     Is PHMSA/OPS doing all it should to educate communities 
about LNG?
    Show Video Clip--Liquefied Natural Gas

Pipeline Information Planning Alliance (PIPPA)

     How do we approach home builders and insurers?

Improving Our Stewardship in Environmental and Energy Projects

    The OPS is the Federal pipeline safety expert and recognizes how 
important it is to share its expertise with other government and State 
agencies responsible for supporting our government's national energy 
policies.

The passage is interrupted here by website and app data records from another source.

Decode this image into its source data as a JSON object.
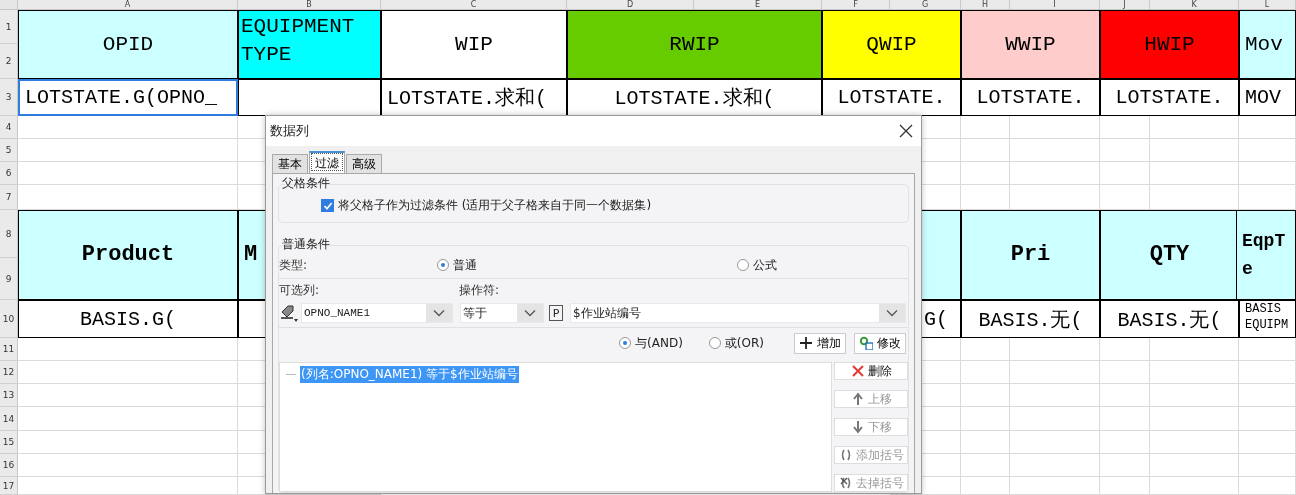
{
  "sheet": {
    "column_headers": [
      "A",
      "B",
      "C",
      "D",
      "E",
      "F",
      "G",
      "H",
      "I",
      "J",
      "K",
      "L"
    ],
    "row_headers": [
      "1",
      "2",
      "3",
      "4",
      "5",
      "6",
      "7",
      "8",
      "9",
      "10",
      "11",
      "12",
      "13",
      "14",
      "15",
      "16",
      "17"
    ],
    "cells": [
      {
        "text": "OPID",
        "color": "#ccffff",
        "selected": false
      },
      {
        "text": "EQUIPMENT TYPE",
        "color": "#00ffff",
        "selected": false
      },
      {
        "text": "WIP",
        "color": "#ffffff",
        "selected": false
      },
      {
        "text": "RWIP",
        "color": "#66cc00",
        "selected": false
      },
      {
        "text": "QWIP",
        "color": "#ffff00",
        "selected": false
      },
      {
        "text": "WWIP",
        "color": "#ffcccc",
        "selected": false
      },
      {
        "text": "HWIP",
        "color": "#ff0000",
        "selected": false
      },
      {
        "text": "Mov",
        "color": "#ccffff",
        "selected": false
      },
      {
        "text": "LOTSTATE.G(OPNO_",
        "color": "#ffffff",
        "selected": true
      },
      {
        "color": "#ffffff",
        "selected": false
      },
      {
        "text": "LOTSTATE.求和(",
        "color": "#ffffff",
        "selected": false
      },
      {
        "text": "LOTSTATE.求和(",
        "color": "#ffffff",
        "selected": false
      },
      {
        "text": "LOTSTATE.",
        "color": "#ffffff",
        "selected": false
      },
      {
        "text": "LOTSTATE.",
        "color": "#ffffff",
        "selected": false
      },
      {
        "text": "LOTSTATE.",
        "color": "#ffffff",
        "selected": false
      },
      {
        "text": "MOV",
        "color": "#ffffff",
        "selected": false
      },
      {
        "text": "Product",
        "color": "#ccffff",
        "selected": false
      },
      {
        "text": "M",
        "color": "#ccffff",
        "selected": false
      },
      {
        "color": "#ccffff",
        "selected": false
      },
      {
        "text": "Pri",
        "color": "#ccffff",
        "selected": false
      },
      {
        "text": "QTY",
        "color": "#ccffff",
        "selected": false
      },
      {
        "text": "EqpT\ne",
        "color": "#ccffff",
        "selected": false
      },
      {
        "text": "BASIS.G(",
        "color": "#ffffff",
        "selected": false
      },
      {
        "color": "#ffffff",
        "selected": false
      },
      {
        "text": "G(",
        "color": "#ffffff",
        "selected": false
      },
      {
        "text": "BASIS.无(",
        "color": "#ffffff",
        "selected": false
      },
      {
        "text": "BASIS.无(",
        "color": "#ffffff",
        "selected": false
      },
      {
        "text": "BASIS\nEQUIPM",
        "color": "#ffffff",
        "selected": false
      }
    ]
  },
  "dialog": {
    "title": "数据列",
    "tabs": [
      {
        "label": "基本",
        "selected": false
      },
      {
        "label": "过滤",
        "selected": true
      },
      {
        "label": "高级",
        "selected": false
      }
    ],
    "parent_condition": {
      "title": "父格条件",
      "checkbox": {
        "label": "将父格子作为过滤条件 (适用于父子格来自于同一个数据集)",
        "checked": true
      }
    },
    "normal_condition": {
      "title": "普通条件",
      "type_label": "类型:",
      "type_options": [
        {
          "label": "普通",
          "selected": true
        },
        {
          "label": "公式",
          "selected": false
        }
      ],
      "column_label": "可选列:",
      "operator_label": "操作符:",
      "column_value": "OPNO_NAME1",
      "operator_value": "等于",
      "parameter_marker": "P",
      "value": "$作业站编号",
      "logic_options": [
        {
          "label": "与(AND)",
          "selected": true
        },
        {
          "label": "或(OR)",
          "selected": false
        }
      ],
      "action_buttons": [
        {
          "label": "增加"
        },
        {
          "label": "修改"
        }
      ],
      "conditions": [
        {
          "text": "(列名:OPNO_NAME1) 等于$作业站编号",
          "selected": true
        }
      ],
      "list_buttons": [
        {
          "label": "删除",
          "disabled": false
        },
        {
          "label": "上移",
          "disabled": true
        },
        {
          "label": "下移",
          "disabled": true
        },
        {
          "label": "添加括号",
          "disabled": true
        },
        {
          "label": "去掉括号",
          "disabled": true
        }
      ]
    }
  }
}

OPS also provides information and assists other government 
and State agencies responsible for protecting our Nation's pipeline 
system.
1. Permit Streamlining
     How do we introduce our concepts to State and local 
agencies?
     What is the most efficient way to develop best practices?
     How could we effectively use and improve on developing 
best practices during implementation of the second pilot program?
2. Alaska
     Are OPS's current pipeline safety regulations aligned and 
applicable for the new technologies and materials being proposed for 
the Alaska North Slope gas transmission pipeline?
     What changes need to be made to ensure the optimum 
delivery rate from Alaska, through Canada, and into the lower 48 
States?
3. Security
     How can OPS ensure continuing pipeline security in the 
current environment?
     What is OPS doing for pipeline security?

    Authority: 49 U.S.C. 60102, 60115.

    Issued in Washington, DC on May 18, 2005.
Theodore L. Willke,
Deputy Associate Administrator, Office of Pipeline Safety.
[FR Doc. 05-10275 Filed 5-19-05; 10:32 am]
BILLING CODE 4910-60-P